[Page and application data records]
☆ ☆ ☆ ☆
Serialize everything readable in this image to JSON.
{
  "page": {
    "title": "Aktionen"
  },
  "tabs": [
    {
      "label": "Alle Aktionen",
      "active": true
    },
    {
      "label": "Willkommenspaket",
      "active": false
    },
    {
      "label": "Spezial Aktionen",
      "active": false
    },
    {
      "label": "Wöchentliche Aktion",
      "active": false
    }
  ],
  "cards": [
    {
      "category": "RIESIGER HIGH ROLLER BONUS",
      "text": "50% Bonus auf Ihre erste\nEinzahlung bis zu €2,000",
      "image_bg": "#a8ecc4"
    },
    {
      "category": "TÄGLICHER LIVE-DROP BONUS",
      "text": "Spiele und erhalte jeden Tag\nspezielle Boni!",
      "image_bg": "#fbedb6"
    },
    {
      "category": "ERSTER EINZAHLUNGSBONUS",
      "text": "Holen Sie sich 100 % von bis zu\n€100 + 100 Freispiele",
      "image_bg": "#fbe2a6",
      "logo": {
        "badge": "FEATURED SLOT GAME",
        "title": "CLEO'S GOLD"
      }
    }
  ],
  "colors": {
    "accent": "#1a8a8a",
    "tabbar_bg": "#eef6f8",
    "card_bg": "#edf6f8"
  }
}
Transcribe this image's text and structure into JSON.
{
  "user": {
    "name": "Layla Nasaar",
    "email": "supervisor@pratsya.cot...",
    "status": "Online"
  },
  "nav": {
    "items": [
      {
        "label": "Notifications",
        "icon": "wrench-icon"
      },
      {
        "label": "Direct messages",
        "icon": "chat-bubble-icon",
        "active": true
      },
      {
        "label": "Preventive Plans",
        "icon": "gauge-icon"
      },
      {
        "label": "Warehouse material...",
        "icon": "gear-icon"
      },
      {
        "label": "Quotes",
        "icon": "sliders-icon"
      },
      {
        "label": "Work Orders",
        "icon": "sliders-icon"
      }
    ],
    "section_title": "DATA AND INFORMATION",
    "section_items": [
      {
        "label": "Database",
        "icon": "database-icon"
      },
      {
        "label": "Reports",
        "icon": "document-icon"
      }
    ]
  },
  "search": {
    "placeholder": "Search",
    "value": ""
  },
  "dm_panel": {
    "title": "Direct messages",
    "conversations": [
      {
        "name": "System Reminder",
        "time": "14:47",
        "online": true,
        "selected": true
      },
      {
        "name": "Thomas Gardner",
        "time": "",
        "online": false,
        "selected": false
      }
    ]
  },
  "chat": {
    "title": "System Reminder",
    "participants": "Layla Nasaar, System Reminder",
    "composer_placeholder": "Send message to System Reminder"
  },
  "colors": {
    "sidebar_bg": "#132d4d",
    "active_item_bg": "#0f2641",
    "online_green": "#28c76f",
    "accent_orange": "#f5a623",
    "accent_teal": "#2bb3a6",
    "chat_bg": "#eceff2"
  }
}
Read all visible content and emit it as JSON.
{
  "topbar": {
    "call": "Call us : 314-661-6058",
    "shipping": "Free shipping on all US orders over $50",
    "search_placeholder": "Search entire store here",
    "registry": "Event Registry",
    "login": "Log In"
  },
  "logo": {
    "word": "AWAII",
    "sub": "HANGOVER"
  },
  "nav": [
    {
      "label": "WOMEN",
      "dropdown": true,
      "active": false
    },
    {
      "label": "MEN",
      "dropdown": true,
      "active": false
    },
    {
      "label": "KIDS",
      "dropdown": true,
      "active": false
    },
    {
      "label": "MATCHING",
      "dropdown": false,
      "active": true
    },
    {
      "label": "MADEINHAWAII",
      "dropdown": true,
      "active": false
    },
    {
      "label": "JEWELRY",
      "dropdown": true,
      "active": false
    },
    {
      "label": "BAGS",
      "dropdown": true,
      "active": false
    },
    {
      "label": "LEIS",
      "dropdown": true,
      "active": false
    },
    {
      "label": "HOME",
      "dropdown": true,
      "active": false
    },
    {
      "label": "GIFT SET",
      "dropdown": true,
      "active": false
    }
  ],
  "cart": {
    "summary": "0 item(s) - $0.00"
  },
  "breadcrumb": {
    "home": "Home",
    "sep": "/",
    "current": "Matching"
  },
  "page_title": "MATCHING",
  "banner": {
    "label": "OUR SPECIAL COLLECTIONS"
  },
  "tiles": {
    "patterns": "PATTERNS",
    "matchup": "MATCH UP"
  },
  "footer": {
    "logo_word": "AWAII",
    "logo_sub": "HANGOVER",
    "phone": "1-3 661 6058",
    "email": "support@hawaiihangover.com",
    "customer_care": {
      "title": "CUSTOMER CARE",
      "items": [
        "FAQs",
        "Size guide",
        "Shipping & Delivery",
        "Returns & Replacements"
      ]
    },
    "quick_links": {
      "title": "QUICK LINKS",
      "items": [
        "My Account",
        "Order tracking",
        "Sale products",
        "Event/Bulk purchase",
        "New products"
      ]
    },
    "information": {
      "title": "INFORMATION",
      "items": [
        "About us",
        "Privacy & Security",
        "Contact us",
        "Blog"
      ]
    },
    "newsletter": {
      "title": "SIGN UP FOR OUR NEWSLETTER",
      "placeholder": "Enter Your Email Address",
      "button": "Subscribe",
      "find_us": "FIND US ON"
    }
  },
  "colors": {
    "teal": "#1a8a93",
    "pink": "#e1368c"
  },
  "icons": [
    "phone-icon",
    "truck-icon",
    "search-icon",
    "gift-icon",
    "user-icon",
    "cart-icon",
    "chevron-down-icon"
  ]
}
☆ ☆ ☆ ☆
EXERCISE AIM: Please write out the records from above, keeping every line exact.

TASK SOLUTION:
Serialize everything readable in this image to JSON.
{
  "page": {
    "title": "Aktionen"
  },
  "tabs": [
    {
      "label": "Alle Aktionen",
      "active": true
    },
    {
      "label": "Willkommenspaket",
      "active": false
    },
    {
      "label": "Spezial Aktionen",
      "active": false
    },
    {
      "label": "Wöchentliche Aktion",
      "active": false
    }
  ],
  "cards": [
    {
      "category": "RIESIGER HIGH ROLLER BONUS",
      "text": "50% Bonus auf Ihre erste\nEinzahlung bis zu €2,000",
      "image_bg": "#a8ecc4"
    },
    {
      "category": "TÄGLICHER LIVE-DROP BONUS",
      "text": "Spiele und erhalte jeden Tag\nspezielle Boni!",
      "image_bg": "#fbedb6"
    },
    {
      "category": "ERSTER EINZAHLUNGSBONUS",
      "text": "Holen Sie sich 100 % von bis zu\n€100 + 100 Freispiele",
      "image_bg": "#fbe2a6",
      "logo": {
        "badge": "FEATURED SLOT GAME",
        "title": "CLEO'S GOLD"
      }
    }
  ],
  "colors": {
    "accent": "#1a8a8a",
    "tabbar_bg": "#eef6f8",
    "card_bg": "#edf6f8"
  }
}
Transcribe this image's text and structure into JSON.
{
  "user": {
    "name": "Layla Nasaar",
    "email": "supervisor@pratsya.cot...",
    "status": "Online"
  },
  "nav": {
    "items": [
      {
        "label": "Notifications",
        "icon": "wrench-icon"
      },
      {
        "label": "Direct messages",
        "icon": "chat-bubble-icon",
        "active": true
      },
      {
        "label": "Preventive Plans",
        "icon": "gauge-icon"
      },
      {
        "label": "Warehouse material...",
        "icon": "gear-icon"
      },
      {
        "label": "Quotes",
        "icon": "sliders-icon"
      },
      {
        "label": "Work Orders",
        "icon": "sliders-icon"
      }
    ],
    "section_title": "DATA AND INFORMATION",
    "section_items": [
      {
        "label": "Database",
        "icon": "database-icon"
      },
      {
        "label": "Reports",
        "icon": "document-icon"
      }
    ]
  },
  "search": {
    "placeholder": "Search",
    "value": ""
  },
  "dm_panel": {
    "title": "Direct messages",
    "conversations": [
      {
        "name": "System Reminder",
        "time": "14:47",
        "online": true,
        "selected": true
      },
      {
        "name": "Thomas Gardner",
        "time": "",
        "online": false,
        "selected": false
      }
    ]
  },
  "chat": {
    "title": "System Reminder",
    "participants": "Layla Nasaar, System Reminder",
    "composer_placeholder": "Send message to System Reminder"
  },
  "colors": {
    "sidebar_bg": "#132d4d",
    "active_item_bg": "#0f2641",
    "online_green": "#28c76f",
    "accent_orange": "#f5a623",
    "accent_teal": "#2bb3a6",
    "chat_bg": "#eceff2"
  }
}
Read all visible content and emit it as JSON.
{
  "topbar": {
    "call": "Call us : 314-661-6058",
    "shipping": "Free shipping on all US orders over $50",
    "search_placeholder": "Search entire store here",
    "registry": "Event Registry",
    "login": "Log In"
  },
  "logo": {
    "word": "AWAII",
    "sub": "HANGOVER"
  },
  "nav": [
    {
      "label": "WOMEN",
      "dropdown": true,
      "active": false
    },
    {
      "label": "MEN",
      "dropdown": true,
      "active": false
    },
    {
      "label": "KIDS",
      "dropdown": true,
      "active": false
    },
    {
      "label": "MATCHING",
      "dropdown": false,
      "active": true
    },
    {
      "label": "MADEINHAWAII",
      "dropdown": true,
      "active": false
    },
    {
      "label": "JEWELRY",
      "dropdown": true,
      "active": false
    },
    {
      "label": "BAGS",
      "dropdown": true,
      "active": false
    },
    {
      "label": "LEIS",
      "dropdown": true,
      "active": false
    },
    {
      "label": "HOME",
      "dropdown": true,
      "active": false
    },
    {
      "label": "GIFT SET",
      "dropdown": true,
      "active": false
    }
  ],
  "cart": {
    "summary": "0 item(s) - $0.00"
  },
  "breadcrumb": {
    "home": "Home",
    "sep": "/",
    "current": "Matching"
  },
  "page_title": "MATCHING",
  "banner": {
    "label": "OUR SPECIAL COLLECTIONS"
  },
  "tiles": {
    "patterns": "PATTERNS",
    "matchup": "MATCH UP"
  },
  "footer": {
    "logo_word": "AWAII",
    "logo_sub": "HANGOVER",
    "phone": "1-3 661 6058",
    "email": "support@hawaiihangover.com",
    "customer_care": {
      "title": "CUSTOMER CARE",
      "items": [
        "FAQs",
        "Size guide",
        "Shipping & Delivery",
        "Returns & Replacements"
      ]
    },
    "quick_links": {
      "title": "QUICK LINKS",
      "items": [
        "My Account",
        "Order tracking",
        "Sale products",
        "Event/Bulk purchase",
        "New products"
      ]
    },
    "information": {
      "title": "INFORMATION",
      "items": [
        "About us",
        "Privacy & Security",
        "Contact us",
        "Blog"
      ]
    },
    "newsletter": {
      "title": "SIGN UP FOR OUR NEWSLETTER",
      "placeholder": "Enter Your Email Address",
      "button": "Subscribe",
      "find_us": "FIND US ON"
    }
  },
  "colors": {
    "teal": "#1a8a93",
    "pink": "#e1368c"
  },
  "icons": [
    "phone-icon",
    "truck-icon",
    "search-icon",
    "gift-icon",
    "user-icon",
    "cart-icon",
    "chevron-down-icon"
  ]
}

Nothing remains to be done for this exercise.